I want only current, fresh, relevant and compelling topics.  To be fresh, you've got to go for the loftier fruit rather than the stale stuff that's hanging low, rather than the joke everyone else has made.  But you can't go to high in the tree-then you are no longer relevant or relatable.  You need to be accessible, but just a branch or two higher on the tree.  Not out of sight.  

Dan Wells added that synthesis is a useful, to "Mash something together with something else," which is one of the cornerstones of my show. Though I cannot compare myself to John Oliver, he uses a technique of sequencing brilliant analogies to entertain, and to make complex and inflammatory topics conversation-friendly.  He's a genius water-cooler wizard, because his analogies are relevant, memorable, vivid-yet accessible.  I try daily to write brilliant analogies, but they take time, at least for me. When I can't do that fast enough for the conveyor belt I default to relatable.

To make any story relatable, you can use empathy to put the listener IN it.  Next are are three examples of how I crafted breaks from news stories or current events using empathy and relatability:

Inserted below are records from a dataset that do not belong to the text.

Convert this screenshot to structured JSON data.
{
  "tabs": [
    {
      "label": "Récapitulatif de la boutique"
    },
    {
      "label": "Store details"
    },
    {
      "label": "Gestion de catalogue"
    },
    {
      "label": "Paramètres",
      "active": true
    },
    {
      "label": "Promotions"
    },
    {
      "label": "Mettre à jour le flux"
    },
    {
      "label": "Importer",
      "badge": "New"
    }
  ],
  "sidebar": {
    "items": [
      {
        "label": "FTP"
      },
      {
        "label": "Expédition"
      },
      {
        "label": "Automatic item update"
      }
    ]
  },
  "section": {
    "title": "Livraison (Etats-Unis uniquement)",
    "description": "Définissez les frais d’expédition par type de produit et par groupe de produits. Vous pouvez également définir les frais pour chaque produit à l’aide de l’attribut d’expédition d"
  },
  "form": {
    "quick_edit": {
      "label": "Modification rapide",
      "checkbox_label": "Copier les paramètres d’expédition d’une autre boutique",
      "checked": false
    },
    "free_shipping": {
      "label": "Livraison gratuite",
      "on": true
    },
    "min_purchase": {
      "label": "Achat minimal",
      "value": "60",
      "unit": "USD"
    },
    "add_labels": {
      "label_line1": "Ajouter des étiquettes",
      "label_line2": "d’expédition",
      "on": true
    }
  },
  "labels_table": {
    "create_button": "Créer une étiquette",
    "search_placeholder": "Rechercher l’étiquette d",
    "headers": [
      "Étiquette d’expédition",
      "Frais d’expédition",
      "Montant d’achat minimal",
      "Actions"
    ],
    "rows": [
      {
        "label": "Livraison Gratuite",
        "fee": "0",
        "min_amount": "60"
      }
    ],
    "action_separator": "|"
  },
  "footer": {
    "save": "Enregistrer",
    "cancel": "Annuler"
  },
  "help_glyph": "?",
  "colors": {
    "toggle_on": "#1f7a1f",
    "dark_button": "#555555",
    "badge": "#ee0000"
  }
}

1.  A kid's science experiment proposal got an award from NASA, and the idea was this: send jumping spiders into space with their favorite flies and observe how jumping spiders would behave in zero gravity.  My punchline was, "It's a really cool idea, but would you want to BE in that rocket doing that experiment? If you sent me up there you'd hear lots of screaming and then there would be a huge, fiery explosion.  That's what happens when there's a spider in my bathroom,"

2.  Robotics advances reported by people at the Consumer Electronics Show were pretty startling.  In fact, it looks like we'll be using robots soon to do a lot of jobs people are doing now.  (Cue creepy "Terminator" music and SFX bed, fading up slowly).  So you'll walk into a fast food joint soon and there won't even be any people.  There'll be a machine to swipe your card and type in your order and then machines behind counters taking meat out of freezers and throwing it in the grease and then you get your sandwich from machines reaching out at you with big metallic hooks and claws and UGH!  NOOOOOO!  You're terminated, bugger!" (Cue metallic crush SFX)

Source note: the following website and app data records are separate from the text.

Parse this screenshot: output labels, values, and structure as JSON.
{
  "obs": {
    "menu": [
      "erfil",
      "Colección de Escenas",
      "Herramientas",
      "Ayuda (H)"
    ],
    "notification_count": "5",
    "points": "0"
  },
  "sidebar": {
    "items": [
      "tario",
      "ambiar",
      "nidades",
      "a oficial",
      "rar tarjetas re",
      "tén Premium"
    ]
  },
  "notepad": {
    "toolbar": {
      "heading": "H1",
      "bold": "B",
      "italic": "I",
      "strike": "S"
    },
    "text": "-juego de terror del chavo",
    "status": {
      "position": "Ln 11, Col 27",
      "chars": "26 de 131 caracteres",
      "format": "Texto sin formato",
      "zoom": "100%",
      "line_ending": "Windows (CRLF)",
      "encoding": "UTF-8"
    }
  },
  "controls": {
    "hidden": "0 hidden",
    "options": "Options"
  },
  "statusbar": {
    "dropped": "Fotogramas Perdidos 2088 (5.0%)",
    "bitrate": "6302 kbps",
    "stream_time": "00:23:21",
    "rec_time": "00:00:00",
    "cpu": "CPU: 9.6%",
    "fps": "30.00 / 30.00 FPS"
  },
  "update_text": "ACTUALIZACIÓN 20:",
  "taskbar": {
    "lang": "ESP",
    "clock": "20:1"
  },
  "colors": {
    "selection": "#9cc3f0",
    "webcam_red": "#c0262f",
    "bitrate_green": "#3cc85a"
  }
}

  3.  It's the day after Christmas, so  in my first break of the day I talked about overindulging and just trying to get all the junk out of the fridge."... so I dumped the last of the eggnog in my coffee because that seemed so creative when I was half-awake.  Then I remembered there was rum in it.  Well.  If I start crying and then pass out you'll know what happened,"

I'm OK with these breaks.  But I'd love to take my bits to the next level, and that's in the writing, going just high enough for the just-loftier-enough fruit, and the fresh witty analogy.  I already put in as much writing time as I have for my show: up to four hours at home the night before and around two hours before my show starts the day it airs.

What I want is a toolbox full of shortcuts to better writing.

Wednesday, January 7, 2015

Learning Year

So, I signed up for David Farland's Story 101 course, The Story Puzzle.  And I am behind on homework.  Snowstorms, extra holiday shifts, etc., blahdy-blah, fuckmeI'mbehind.

My favorite podcast, "Writing Excuses" changed their format this year to "Writing Master Class". 

So now I'm taking two master classes simultaneously.

And I'm petrified.

I want this so badly that it makes my teeth ache and my heart jam against my ribs and my tear ducts scream.  I want to be an author so badly that I want to cry like an angry baby for it.

BUT doing the work for it is terrifying because What If I Put Everything Into It And I Fail Anyway, as I have so MANY things?

Anyway, back to my homework...

Thursday, January 1, 2015

F**k Resolutions. But.

I don't do resolutions but as a veteran potty mouth, exclaimer and issuer of passionate, overbearing diatribes, I'm trying out a new script to replace all that yelling. 

Instead of my usual, top volume "What the Actual F**K?!?!" I'm going to try:

"Well. How about that,"

"Huh.  What do you know?"


"Ah.  I see,"

Like all previous attempts to "just shut up", this one will probably be hard to implement.  But even a bit of diplomacy is often the kindest route.

Here goes.